Exercise details:
From the entries that follow, copy each line containing the word "JSON".

Data:

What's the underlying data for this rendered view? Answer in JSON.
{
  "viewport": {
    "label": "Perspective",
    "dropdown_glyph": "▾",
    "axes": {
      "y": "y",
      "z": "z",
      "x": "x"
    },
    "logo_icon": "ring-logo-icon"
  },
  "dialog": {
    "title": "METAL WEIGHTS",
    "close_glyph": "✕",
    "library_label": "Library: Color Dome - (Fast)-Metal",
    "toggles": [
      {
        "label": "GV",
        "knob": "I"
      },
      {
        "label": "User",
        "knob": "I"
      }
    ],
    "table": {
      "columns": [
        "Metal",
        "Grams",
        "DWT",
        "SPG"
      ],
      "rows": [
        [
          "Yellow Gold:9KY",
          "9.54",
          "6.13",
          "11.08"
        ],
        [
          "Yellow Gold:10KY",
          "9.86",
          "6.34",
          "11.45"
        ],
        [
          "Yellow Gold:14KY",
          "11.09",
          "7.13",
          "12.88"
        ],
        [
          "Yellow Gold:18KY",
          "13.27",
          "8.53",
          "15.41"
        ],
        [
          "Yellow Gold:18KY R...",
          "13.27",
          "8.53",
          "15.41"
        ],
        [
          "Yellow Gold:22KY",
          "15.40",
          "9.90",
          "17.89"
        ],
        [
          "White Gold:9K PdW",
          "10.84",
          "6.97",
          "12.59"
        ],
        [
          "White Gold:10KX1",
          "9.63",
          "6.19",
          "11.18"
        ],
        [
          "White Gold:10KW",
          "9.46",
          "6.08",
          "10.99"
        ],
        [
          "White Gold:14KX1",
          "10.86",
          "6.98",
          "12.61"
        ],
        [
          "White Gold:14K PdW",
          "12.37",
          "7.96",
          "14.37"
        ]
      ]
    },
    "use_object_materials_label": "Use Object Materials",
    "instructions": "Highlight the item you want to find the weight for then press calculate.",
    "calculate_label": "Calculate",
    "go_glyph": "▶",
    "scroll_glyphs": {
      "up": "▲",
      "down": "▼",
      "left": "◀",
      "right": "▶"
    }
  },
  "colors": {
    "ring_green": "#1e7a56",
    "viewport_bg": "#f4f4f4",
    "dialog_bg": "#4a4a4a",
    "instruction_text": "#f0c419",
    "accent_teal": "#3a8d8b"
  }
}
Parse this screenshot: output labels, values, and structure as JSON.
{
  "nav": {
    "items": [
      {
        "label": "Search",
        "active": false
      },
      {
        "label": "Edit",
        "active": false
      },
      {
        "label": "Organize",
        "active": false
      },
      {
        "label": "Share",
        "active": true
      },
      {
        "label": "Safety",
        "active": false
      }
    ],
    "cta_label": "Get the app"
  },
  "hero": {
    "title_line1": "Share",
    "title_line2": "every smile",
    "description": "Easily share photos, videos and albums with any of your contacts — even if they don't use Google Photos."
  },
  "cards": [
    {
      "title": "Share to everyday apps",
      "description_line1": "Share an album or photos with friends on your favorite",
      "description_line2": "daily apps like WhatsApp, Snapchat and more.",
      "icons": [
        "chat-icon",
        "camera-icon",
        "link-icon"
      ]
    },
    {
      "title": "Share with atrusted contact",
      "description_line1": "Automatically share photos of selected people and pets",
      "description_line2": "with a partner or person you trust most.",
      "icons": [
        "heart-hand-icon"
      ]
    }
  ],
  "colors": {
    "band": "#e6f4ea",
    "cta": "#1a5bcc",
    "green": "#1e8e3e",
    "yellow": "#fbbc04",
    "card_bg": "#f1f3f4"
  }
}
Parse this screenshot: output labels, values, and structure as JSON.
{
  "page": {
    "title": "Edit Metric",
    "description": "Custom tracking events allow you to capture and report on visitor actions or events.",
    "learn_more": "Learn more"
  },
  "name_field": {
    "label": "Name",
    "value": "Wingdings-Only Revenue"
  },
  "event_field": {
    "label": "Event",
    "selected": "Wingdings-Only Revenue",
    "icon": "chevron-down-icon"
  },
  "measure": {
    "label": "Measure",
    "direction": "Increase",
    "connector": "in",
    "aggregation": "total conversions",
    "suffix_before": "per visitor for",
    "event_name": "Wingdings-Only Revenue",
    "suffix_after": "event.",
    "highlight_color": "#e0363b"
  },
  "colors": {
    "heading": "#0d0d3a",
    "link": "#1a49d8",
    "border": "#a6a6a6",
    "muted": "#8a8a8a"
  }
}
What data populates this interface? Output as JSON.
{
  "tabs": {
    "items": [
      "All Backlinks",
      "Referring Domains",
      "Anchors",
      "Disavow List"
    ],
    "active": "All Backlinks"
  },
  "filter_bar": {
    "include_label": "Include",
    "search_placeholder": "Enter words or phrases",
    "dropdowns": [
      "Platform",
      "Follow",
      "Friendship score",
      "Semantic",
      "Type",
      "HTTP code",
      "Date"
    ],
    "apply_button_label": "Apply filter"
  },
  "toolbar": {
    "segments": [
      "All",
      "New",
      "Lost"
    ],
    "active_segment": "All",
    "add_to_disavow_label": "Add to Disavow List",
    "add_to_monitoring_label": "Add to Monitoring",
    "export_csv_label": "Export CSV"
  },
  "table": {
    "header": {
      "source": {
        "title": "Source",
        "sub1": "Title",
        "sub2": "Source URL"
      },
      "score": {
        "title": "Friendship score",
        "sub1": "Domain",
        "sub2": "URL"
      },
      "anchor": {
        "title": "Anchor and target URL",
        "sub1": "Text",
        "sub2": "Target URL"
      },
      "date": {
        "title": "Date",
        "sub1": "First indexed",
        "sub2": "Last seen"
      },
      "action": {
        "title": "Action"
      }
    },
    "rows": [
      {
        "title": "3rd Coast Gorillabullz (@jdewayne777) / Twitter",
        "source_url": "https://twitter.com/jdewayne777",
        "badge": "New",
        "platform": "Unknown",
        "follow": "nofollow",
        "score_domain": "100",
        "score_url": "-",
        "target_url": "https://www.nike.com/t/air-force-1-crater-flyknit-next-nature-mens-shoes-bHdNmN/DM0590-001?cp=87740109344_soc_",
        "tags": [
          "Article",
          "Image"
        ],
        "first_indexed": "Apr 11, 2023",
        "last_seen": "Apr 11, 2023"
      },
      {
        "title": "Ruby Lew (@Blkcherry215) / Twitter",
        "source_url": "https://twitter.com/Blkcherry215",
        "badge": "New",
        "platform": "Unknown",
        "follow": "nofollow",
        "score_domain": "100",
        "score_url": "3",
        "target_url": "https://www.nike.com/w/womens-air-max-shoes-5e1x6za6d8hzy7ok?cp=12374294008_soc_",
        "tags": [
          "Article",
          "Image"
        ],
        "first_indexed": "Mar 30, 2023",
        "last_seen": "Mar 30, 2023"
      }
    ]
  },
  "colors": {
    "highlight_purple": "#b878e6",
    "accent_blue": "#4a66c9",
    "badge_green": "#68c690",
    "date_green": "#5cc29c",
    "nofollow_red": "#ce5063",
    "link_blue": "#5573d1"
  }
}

Solved problem:
What's the underlying data for this rendered view? Answer in JSON.
Parse this screenshot: output labels, values, and structure as JSON.
Parse this screenshot: output labels, values, and structure as JSON.
What data populates this interface? Output as JSON.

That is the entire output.